Where does the string "photo" appear in the material? Copy each line that holds it.

§

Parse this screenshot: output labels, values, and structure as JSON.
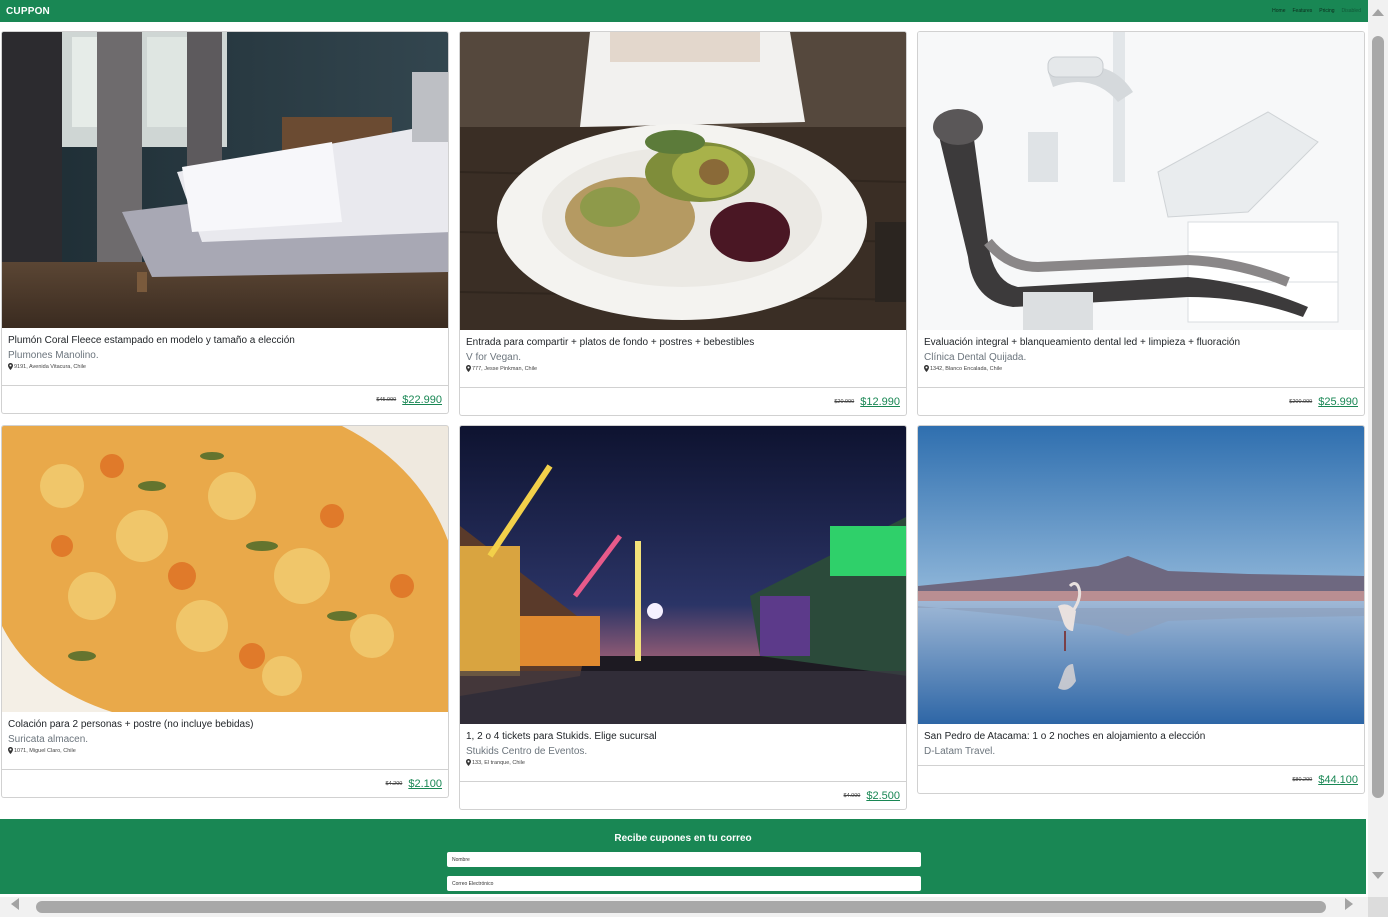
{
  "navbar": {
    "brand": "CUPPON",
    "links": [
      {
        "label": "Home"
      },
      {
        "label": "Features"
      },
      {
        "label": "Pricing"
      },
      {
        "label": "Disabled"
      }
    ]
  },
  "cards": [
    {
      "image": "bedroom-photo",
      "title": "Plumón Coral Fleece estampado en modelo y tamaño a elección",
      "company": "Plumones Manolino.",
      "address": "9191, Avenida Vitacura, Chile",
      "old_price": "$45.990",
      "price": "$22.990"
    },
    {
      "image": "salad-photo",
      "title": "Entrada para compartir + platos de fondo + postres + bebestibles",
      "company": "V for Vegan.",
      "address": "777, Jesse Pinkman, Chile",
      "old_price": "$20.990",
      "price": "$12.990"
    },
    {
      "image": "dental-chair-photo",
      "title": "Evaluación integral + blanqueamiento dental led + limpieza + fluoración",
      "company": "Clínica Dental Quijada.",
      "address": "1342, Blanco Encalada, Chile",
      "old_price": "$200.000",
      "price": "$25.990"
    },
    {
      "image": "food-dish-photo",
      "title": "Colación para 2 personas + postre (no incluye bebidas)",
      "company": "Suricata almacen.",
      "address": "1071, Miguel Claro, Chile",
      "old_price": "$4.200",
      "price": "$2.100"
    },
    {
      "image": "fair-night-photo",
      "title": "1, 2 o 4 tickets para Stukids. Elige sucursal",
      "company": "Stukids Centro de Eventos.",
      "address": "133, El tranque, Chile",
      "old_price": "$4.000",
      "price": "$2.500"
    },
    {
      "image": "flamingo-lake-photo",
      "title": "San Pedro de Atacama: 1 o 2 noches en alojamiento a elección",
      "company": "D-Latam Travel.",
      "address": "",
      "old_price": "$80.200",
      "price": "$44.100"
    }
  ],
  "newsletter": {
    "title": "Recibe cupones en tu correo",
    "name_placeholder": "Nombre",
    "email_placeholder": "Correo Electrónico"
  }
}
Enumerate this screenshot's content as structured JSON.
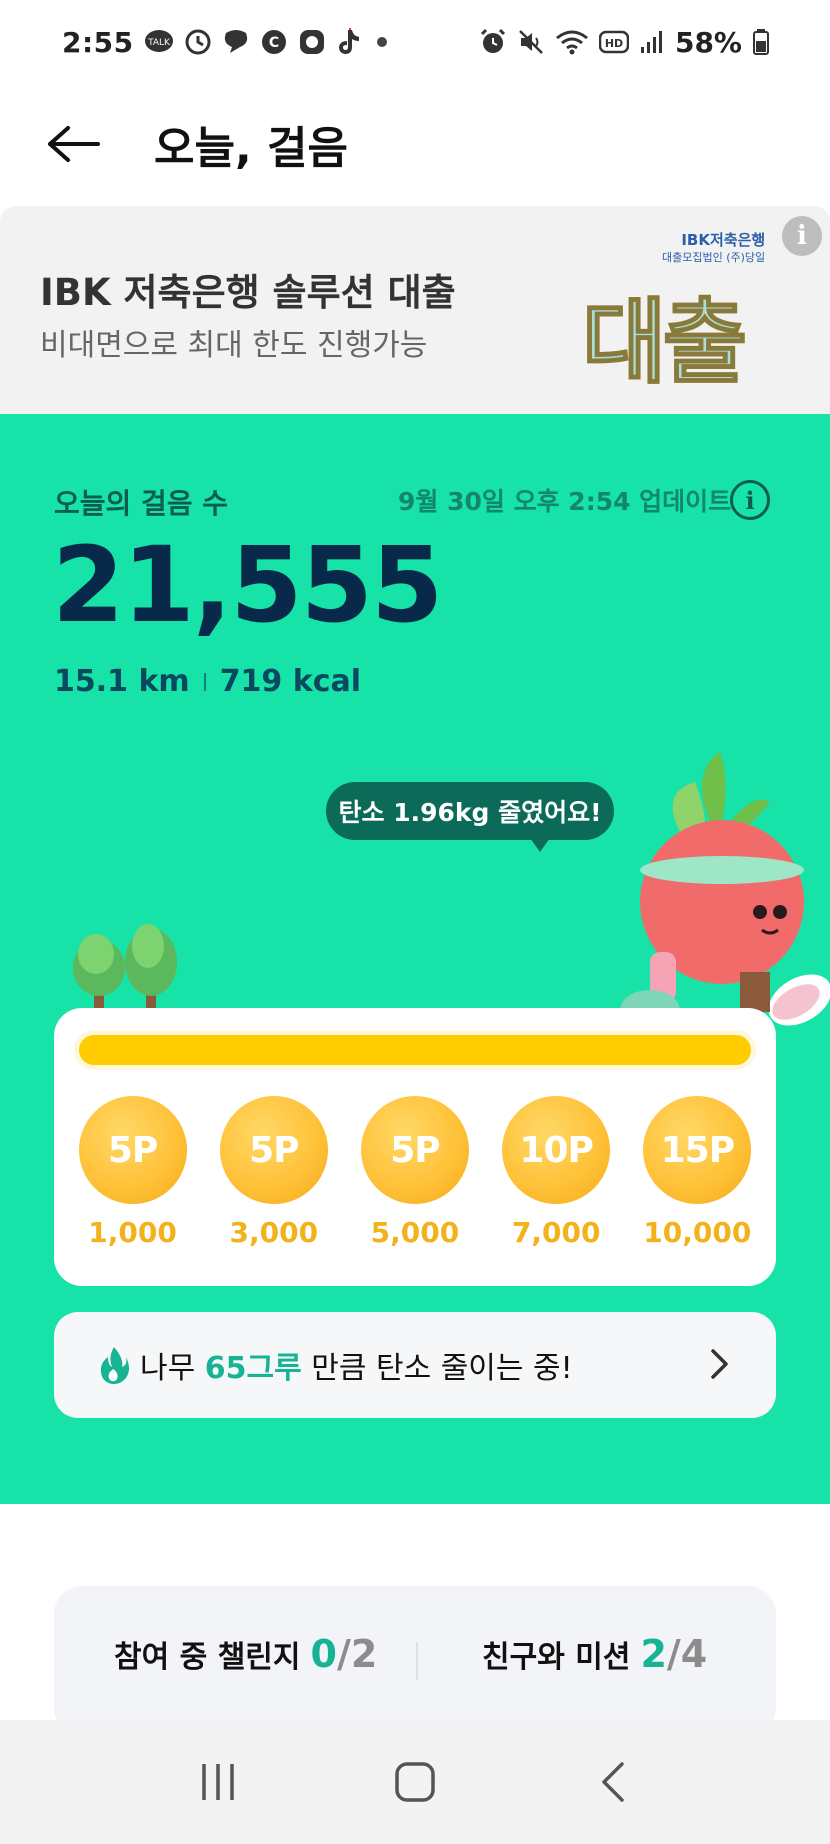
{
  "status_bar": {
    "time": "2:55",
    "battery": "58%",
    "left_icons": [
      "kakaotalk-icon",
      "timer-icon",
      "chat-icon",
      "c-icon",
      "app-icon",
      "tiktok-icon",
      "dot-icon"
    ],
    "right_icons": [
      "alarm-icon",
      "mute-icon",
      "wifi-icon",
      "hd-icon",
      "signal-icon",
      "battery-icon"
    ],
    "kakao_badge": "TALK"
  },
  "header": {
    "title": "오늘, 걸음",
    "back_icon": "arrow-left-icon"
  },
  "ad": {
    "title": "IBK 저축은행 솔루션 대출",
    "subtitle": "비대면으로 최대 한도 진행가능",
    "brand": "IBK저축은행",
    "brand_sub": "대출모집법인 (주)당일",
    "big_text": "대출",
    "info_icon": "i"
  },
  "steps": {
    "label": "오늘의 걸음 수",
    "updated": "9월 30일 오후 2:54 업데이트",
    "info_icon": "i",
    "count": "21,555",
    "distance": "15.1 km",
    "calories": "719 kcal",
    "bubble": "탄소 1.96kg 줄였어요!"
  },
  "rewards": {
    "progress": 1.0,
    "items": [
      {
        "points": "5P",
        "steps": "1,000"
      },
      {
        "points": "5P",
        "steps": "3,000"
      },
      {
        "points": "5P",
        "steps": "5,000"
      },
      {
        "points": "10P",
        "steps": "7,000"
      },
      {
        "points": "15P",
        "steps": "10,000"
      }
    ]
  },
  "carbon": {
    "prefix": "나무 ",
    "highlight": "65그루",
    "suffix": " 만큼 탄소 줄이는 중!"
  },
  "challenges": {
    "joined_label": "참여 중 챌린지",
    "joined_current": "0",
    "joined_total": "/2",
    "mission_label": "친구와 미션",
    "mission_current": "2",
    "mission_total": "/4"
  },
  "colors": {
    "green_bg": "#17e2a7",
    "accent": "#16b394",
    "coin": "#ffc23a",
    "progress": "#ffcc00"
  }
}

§

- Exercise result:
      "image": "bedroom-photo",
      "image": "salad-photo",
      "image": "dental-chair-photo",
      "image": "food-dish-photo",
      "image": "fair-night-photo",
      "image": "flamingo-lake-photo",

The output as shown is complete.